For a Minnesota Mine, It's Jobs vs. the Environment


Gruley, Bryan [2014], “For a Minnesota Mine, It's Jobs vs. the Environment”, Business Week, New York, 01 de mayo,

Business Week
Fecha de publicación: 
Jueves, Mayo 1, 2014
Idea principal: 
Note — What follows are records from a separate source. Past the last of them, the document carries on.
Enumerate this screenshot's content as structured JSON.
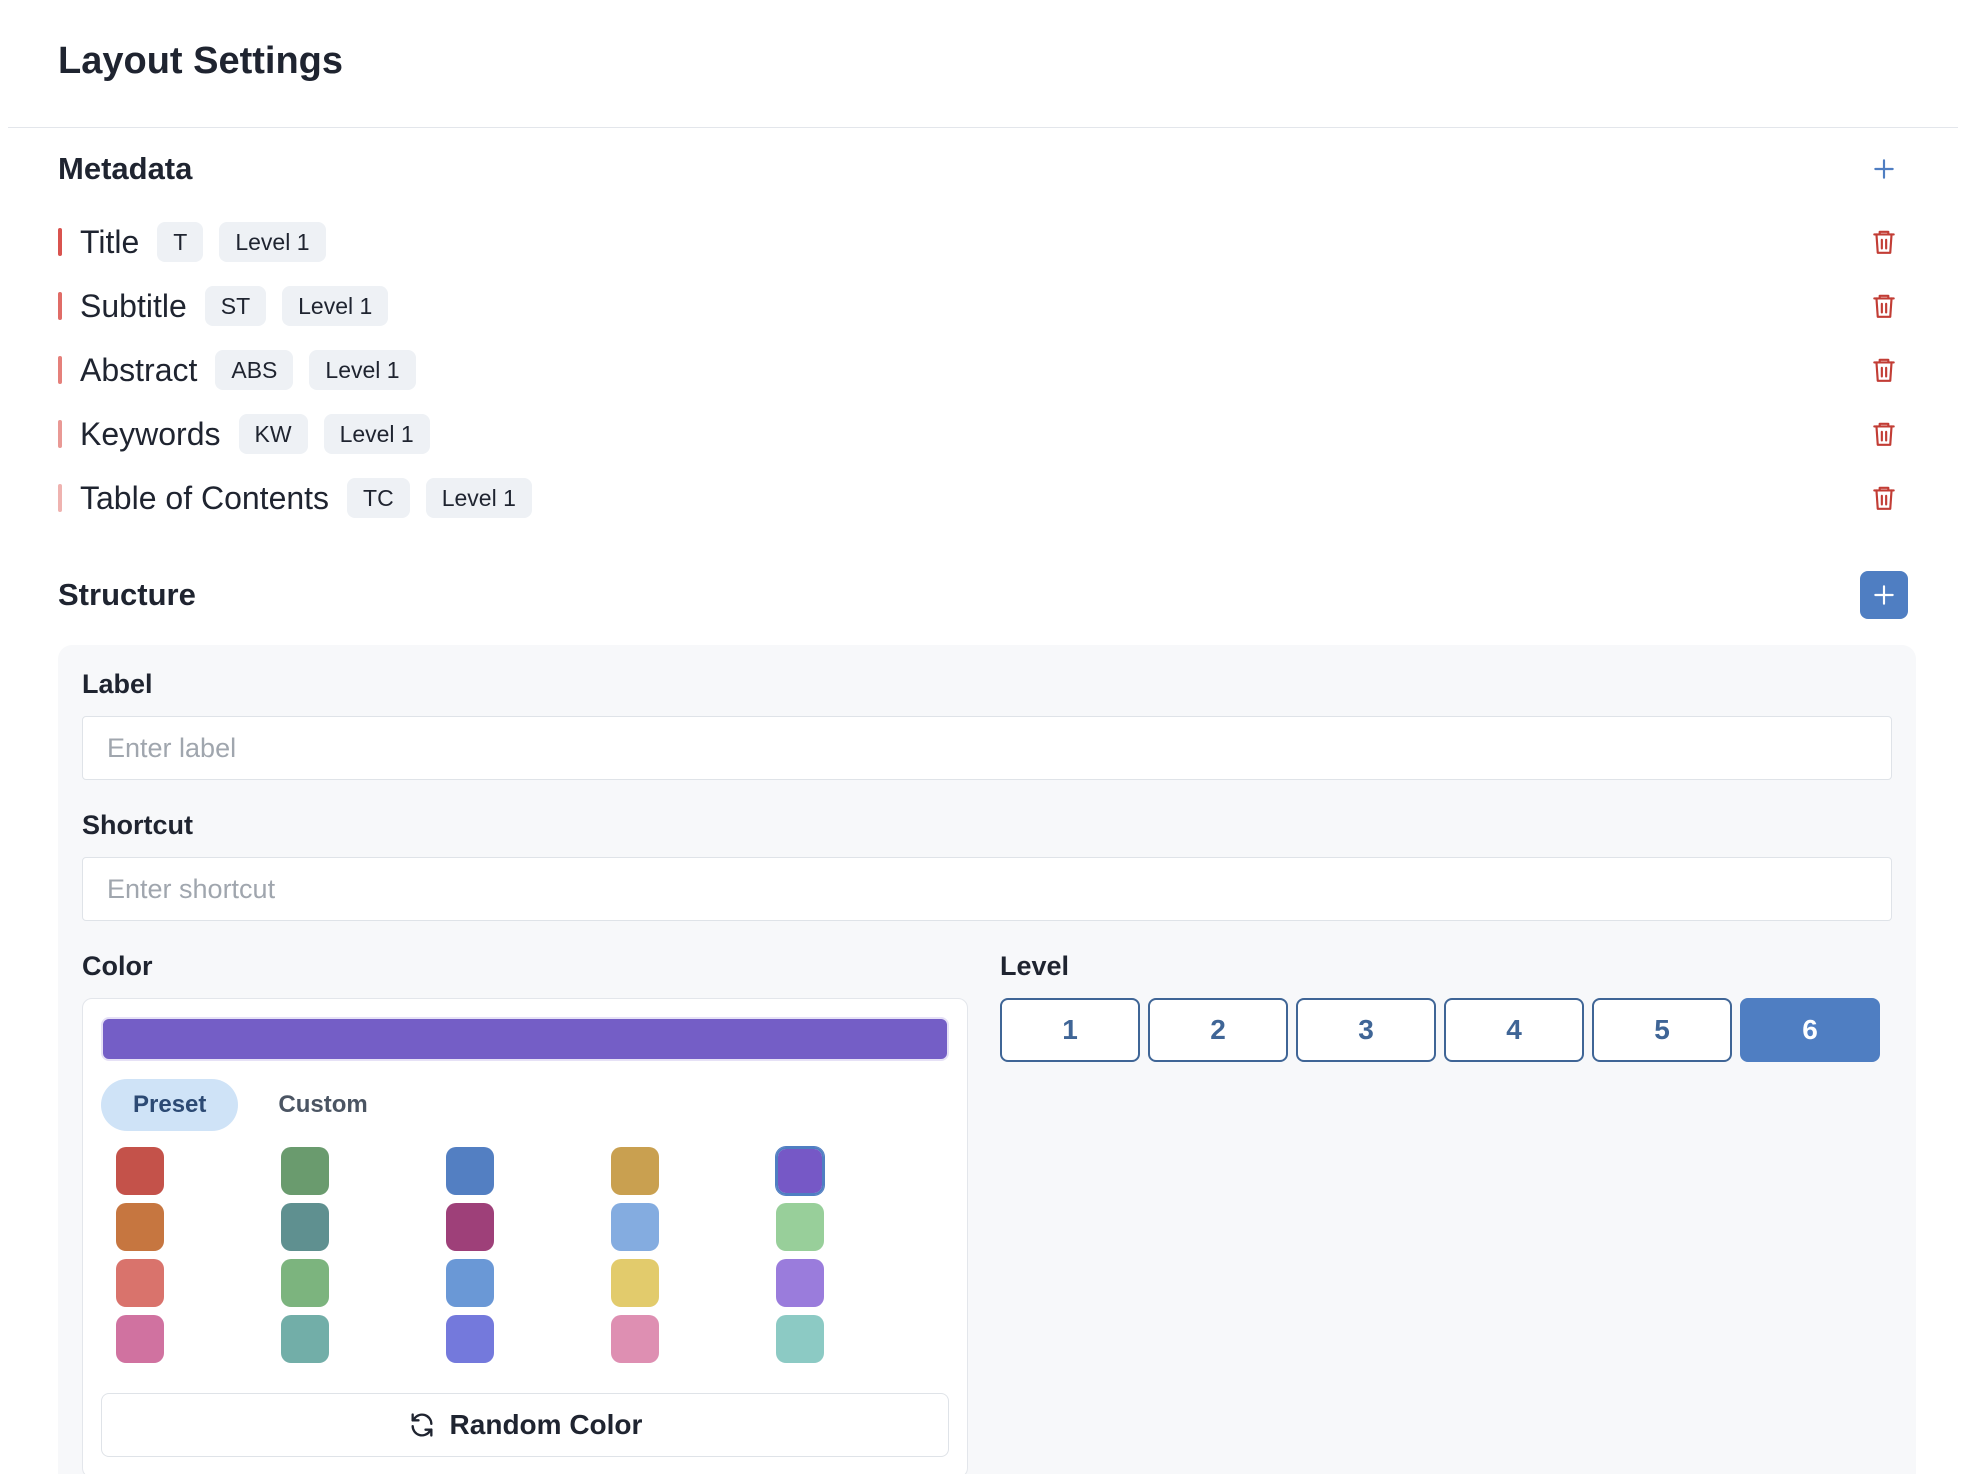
{
  "header": {
    "title": "Layout Settings"
  },
  "metadata": {
    "title": "Metadata",
    "add_icon": "plus-icon",
    "items": [
      {
        "label": "Title",
        "shortcut": "T",
        "level": "Level 1",
        "color": "#d9534f"
      },
      {
        "label": "Subtitle",
        "shortcut": "ST",
        "level": "Level 1",
        "color": "#e06c67"
      },
      {
        "label": "Abstract",
        "shortcut": "ABS",
        "level": "Level 1",
        "color": "#e5807b"
      },
      {
        "label": "Keywords",
        "shortcut": "KW",
        "level": "Level 1",
        "color": "#e99995"
      },
      {
        "label": "Table of Contents",
        "shortcut": "TC",
        "level": "Level 1",
        "color": "#efb3b0"
      }
    ],
    "delete_icon": "trash-icon"
  },
  "structure": {
    "title": "Structure",
    "add_icon": "plus-icon",
    "label_field": {
      "label": "Label",
      "placeholder": "Enter label",
      "value": ""
    },
    "shortcut_field": {
      "label": "Shortcut",
      "placeholder": "Enter shortcut",
      "value": ""
    },
    "color": {
      "label": "Color",
      "selected": "#745ec6",
      "tabs": [
        "Preset",
        "Custom"
      ],
      "active_tab": "Preset",
      "swatches": [
        "#c4524a",
        "#6a9b6e",
        "#537fc2",
        "#c9a050",
        "#7658c6",
        "#c67640",
        "#5f9090",
        "#9e4079",
        "#84ace0",
        "#98cf9a",
        "#d9736c",
        "#7cb47e",
        "#6a98d6",
        "#e2cb6c",
        "#9a7cdc",
        "#d072a0",
        "#72aea8",
        "#7479dc",
        "#de8fb2",
        "#8ccac4"
      ],
      "random_button": "Random Color",
      "random_icon": "refresh-icon"
    },
    "level": {
      "label": "Level",
      "options": [
        "1",
        "2",
        "3",
        "4",
        "5",
        "6"
      ],
      "selected": "6"
    }
  }
}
PolyMet Mining seems an unlikely candidate to launch North America's next mineral boom. In its 33 years of existence, it hasn't mined a single ounce of marketable ore. Yet Jon Cherry, an environmental engineer and PolyMet's chief executive officer, says the company's profitless days are numbered, thanks to technology he says can squeeze big amounts of difficult-to-extract copper and nickel from the eastern edge of the historic Mesabi Iron Range. PolyMet says its copper deposits, on land about 65 miles north of Duluth, MN, alone could be worth more than $10 billion. Mining companies have long known the Duluth Complex is rich with metals. But the difficulty and expense of freeing the coveted ores have always frustrated their dreams. Pollution could persist for decades beyond the mine's planned 20 years of use. That's put PolyMet in the middle of a fractious jobs-vs.-environment battle in Minnesota. Environmentalists fear that fouled rock and water could threaten drinking water, as well as habitats for wild rice, fish, and other species